Skip to content

🗣️ "Bottled Water Craze Raises Questions about Water Quality & Utility Strategies"

The Future of Water

Photo by Ahmed Adly / Unsplash

Host: Reese Tisdale
Guests: Eric Bindler | Director | Bluefield Research &
Keith Hays | Vice President & Co-Founder | Bluefield Research
Category: 🗣️ Opinion

Podcast’s Essential Bites:

[2:18] EB: “[Liquid Death] is a […] canned water company. They claim that it's 100% mountain water from the Alps. They sell it in these kind of 16 ounce […] aluminum cans, as opposed to plastic water bottles, but obviously similar to the idea [of] portable water. And it's really an […] interesting […] marketing and brand presence that they've carved out. So as the name would suggest, it's kind of this very heavy metal themed brand. They sell a lot of clothes and merchandise. Their tagline is “Murder your thirst” and they've got flavored water options like mango chainsaw. […] The reason that we're talking about it today is that […] they just closed their new Series C funding round [and] raised $75 million. Overall, they've raised about $125 [million], over the past two to three years since they were founded. They've also had a lot of celebrity investors, like Tony Hawk, Wiz Khalifa.”

[7:57] EB: “I think it's fair to classify [the high amount of money going into a bottled water brand] as kind of a threat. […] Bottled water really comes in as its positioned as the safer this cleaner alternative to tap water. […] It's no secret that tap water is far from perfect. We've got issues like PFOS, and lead and other metals, not the liquid death kind of heavy metal. […] But we only know this information about the utility sector, because municipal utilities are subject to pretty stringent testing and monitoring and reporting requirements. And bottled water companies just don't have the same level of regulatory scrutiny put on them that allows them to get away with these messages of we're safer, we're cleaner, we're healthier than your municipal tap water. But bottled water also often has a lot of the same problems. And actually […] anywhere from half to two thirds of bottled water just comes from municipal sources anyway.

[12:02] KH: “The truth is that […] water utilities, municipal drinking water suppliers need to get better at marketing, need to get better at addressing some of those scare tactics […] about the quality. They need to probably talk more about how sophisticated and how rigorous they are regulated, and being compliant and what that means in terms of safety. And how it's a fundamental public service that at the end of the day, a lot of our taxpayers are actually financing. […] When COVID hit, we saw bottled water consumption […] jump[ing] like 20% in one quarter in the US. And a lot of that was partly people climbing their bunker and hiding away, […] but also there was some false information about could you actually have gotten COVID from drinking your tap water. […] I think some utilities did learn about that [and] put out statements […], but unfortunately, that happens in the context of […] this is not going to kill you.
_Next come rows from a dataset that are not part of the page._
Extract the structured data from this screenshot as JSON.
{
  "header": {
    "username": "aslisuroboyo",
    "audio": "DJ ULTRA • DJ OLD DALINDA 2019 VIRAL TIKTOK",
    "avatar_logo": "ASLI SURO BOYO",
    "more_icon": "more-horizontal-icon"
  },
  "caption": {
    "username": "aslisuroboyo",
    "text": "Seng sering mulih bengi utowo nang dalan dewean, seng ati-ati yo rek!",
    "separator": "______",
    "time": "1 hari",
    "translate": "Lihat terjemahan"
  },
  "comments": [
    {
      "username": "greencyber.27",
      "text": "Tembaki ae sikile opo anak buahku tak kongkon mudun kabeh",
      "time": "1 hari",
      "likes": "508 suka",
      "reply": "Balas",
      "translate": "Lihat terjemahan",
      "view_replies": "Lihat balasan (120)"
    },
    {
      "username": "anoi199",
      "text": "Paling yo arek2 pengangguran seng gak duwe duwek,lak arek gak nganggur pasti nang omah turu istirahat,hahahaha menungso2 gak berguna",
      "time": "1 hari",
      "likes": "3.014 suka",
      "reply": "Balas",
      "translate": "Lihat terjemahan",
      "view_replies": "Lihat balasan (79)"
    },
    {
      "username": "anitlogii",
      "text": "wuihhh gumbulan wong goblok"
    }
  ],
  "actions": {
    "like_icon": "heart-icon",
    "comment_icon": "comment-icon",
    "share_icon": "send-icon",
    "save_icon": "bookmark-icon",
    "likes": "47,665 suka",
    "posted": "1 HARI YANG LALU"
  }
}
Whereas you have another company that's making significant profits saying we're selling liquid death.”

[17:01] KH: “Particularly in emerging markets, one of the reasons why bottled water consumption is so high, even if there is a decent amount of infrastructure, is there's just a lack of public trust in the water utility. So probably the biggest example of that would be like Mexico. So Mexico is a country [with] the highest per capita consumption of bottled water. There's zero trust in public municipalities to supply drinkable water. And what happens then is you get into this vicious circle of there's no public trust water, so they don't pay for the water, which means that they can’t finance the infrastructure, which means they can improve the public supply of drinkable water, which means everyone's gonna keep buying bottled water.”

[22:56] EB: “Bottled water is about 600 times the price of tap water. Liquid Death is about 2,000 times the price of tap water. […] And even with […] these just outrageous price differences in mind, […] it really gets back to this issue of people just not trusting their municipal supplier. And that might be completely justified in a lot of parts of the world, […] but in these luxury markets, like the US, it's just kind of outrageous that people have this perception. […] There was a consumer report survey from 2019 that […] 34% of US consumers regularly avoid tap water if they have the opportunity to. […] 17% don't drink any tap water.”

[30:39] EB: “The average funding round that we see for […] water technology firms that are trying to solve problems in the municipal or industrial or agricultural water market is about $10 million [of] average fundraising amount, compared to $75 million for Liquid Death. And I think that that in and of itself is telling about investor priorities, that as much as we're hearing investors, and financial players talking about ESG, and sustainability, it's so much easier for a company like Liquid Death to raise so much more money. Because the […] investment returns are higher. Liquid Death grew […] at almost a 300% compound annual growth rate over the past few years. […] So I get it. But on the other hand, if you're going to be talking about really being serious about corporate sustainability and ESG in the investment space, we need more capital flowing to these really valuable, smart, and impactful technologies that can actually help in the municipal water sector and solve some of those problems versus just kind of bypassing that sector altogether, and going through this kind of consumer focused marketing approach.”

Rating: 💧💧💧💧

🎙️ Full Episode: Apple | Spotify
🕰️ 36 min | 🗓️ 01/18/2022
✅ Time saved: 34 min